The researchers found that heating cancer cells by only a few degrees, to 40°C, enhanced the effectiveness of the chemotherapy, meaning the treatment could be effective with lower doses of nanoparticles.
They found the combination of therapies was most effective when the nanoparticles were absorbed, or internalized, by the cancer cells, but they found the chemotherapy was also enhanced when the nanoparticles shed heat while remaining outside the cancer cells (which would be an easier form of treatment to deliver). However, the effects at lower temperatures only occurred when the iron oxide nanoparticles were internalized or tightly deposited on to the surface of the cancer cells.
The nanoparticles also have a polymer coating that prevents the chemotherapy drug from leaching out into healthy tissue. The coating is heat and pH-sensitive, and is designed to release the drug when temperature rises and the nanoparticles are internalized within tiny pockets in cells called "lysosomes", which have a lower pH than the rest of the cell medium. This intracellular delivery of the drug was particularly effective for the mouse prostate cancer cells, which showed superior and synergetic cell death effect, especially when the temperature reached 42°C.

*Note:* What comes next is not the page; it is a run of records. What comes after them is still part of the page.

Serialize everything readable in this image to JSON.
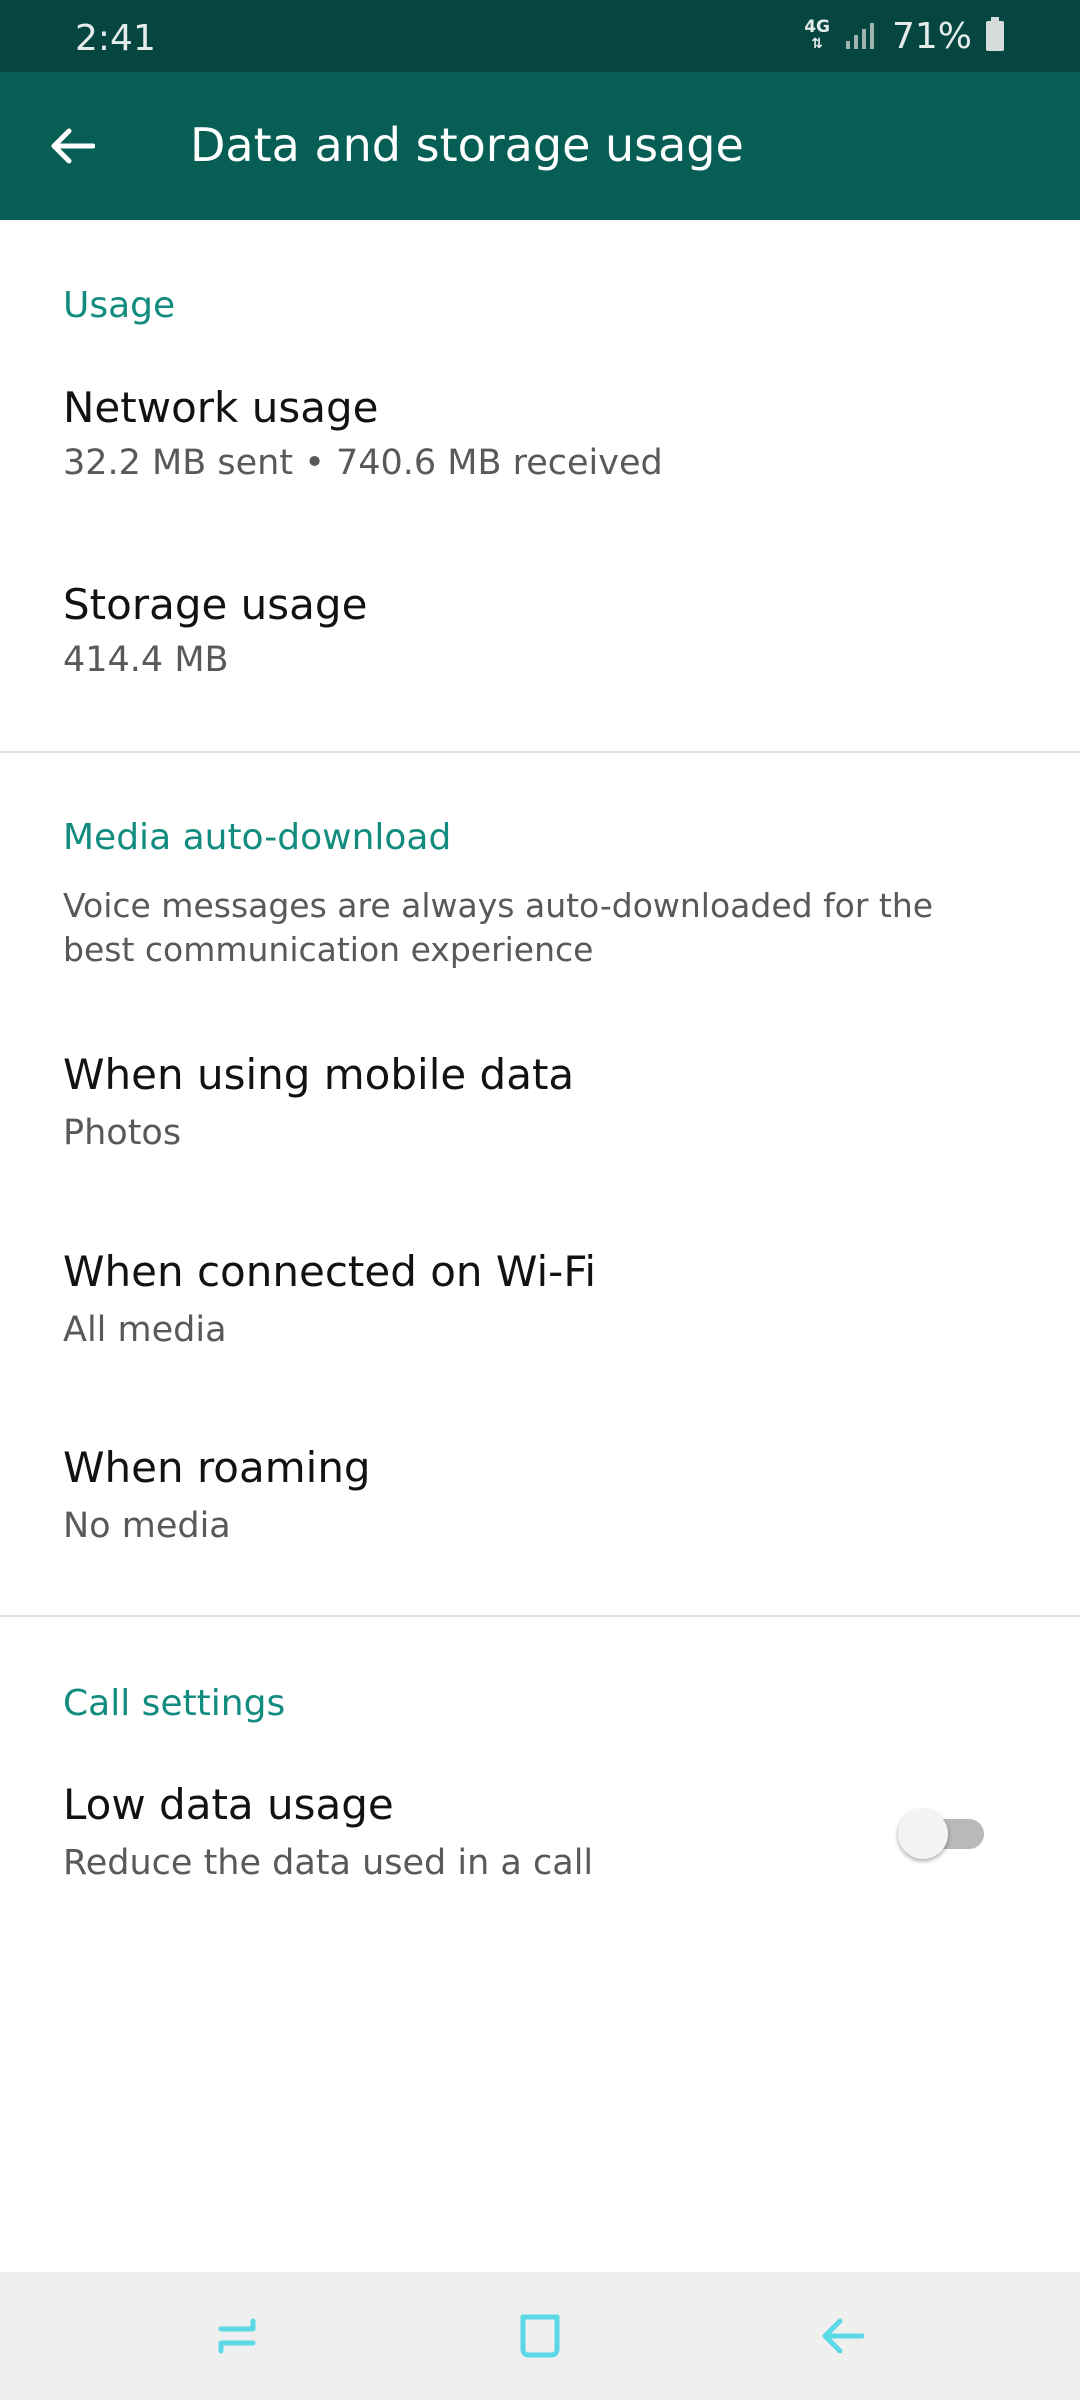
{
  "status_bar": {
    "time": "2:41",
    "network": "4G",
    "battery": "71%"
  },
  "app_bar": {
    "title": "Data and storage usage"
  },
  "usage": {
    "header": "Usage",
    "network_title": "Network usage",
    "network_sub": "32.2 MB sent • 740.6 MB received",
    "storage_title": "Storage usage",
    "storage_sub": "414.4 MB"
  },
  "media": {
    "header": "Media auto-download",
    "description": "Voice messages are always auto-downloaded for the best communication experience",
    "mobile_title": "When using mobile data",
    "mobile_sub": "Photos",
    "wifi_title": "When connected on Wi-Fi",
    "wifi_sub": "All media",
    "roaming_title": "When roaming",
    "roaming_sub": "No media"
  },
  "calls": {
    "header": "Call settings",
    "low_data_title": "Low data usage",
    "low_data_sub": "Reduce the data used in a call",
    "low_data_enabled": false
  },
  "colors": {
    "status_bar": "#054640",
    "app_bar": "#075e54",
    "accent": "#128c7e",
    "nav_icons": "#5ad8e6"
  }
}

Co-author Dr. Olivier Sandre, of the University of Bordeaux, said: "Since heat can be generated through the alternating magnetic field, the release of the drug can be highly localized to cancer cells, potentially reducing side effects."
- This press release was provided by University College London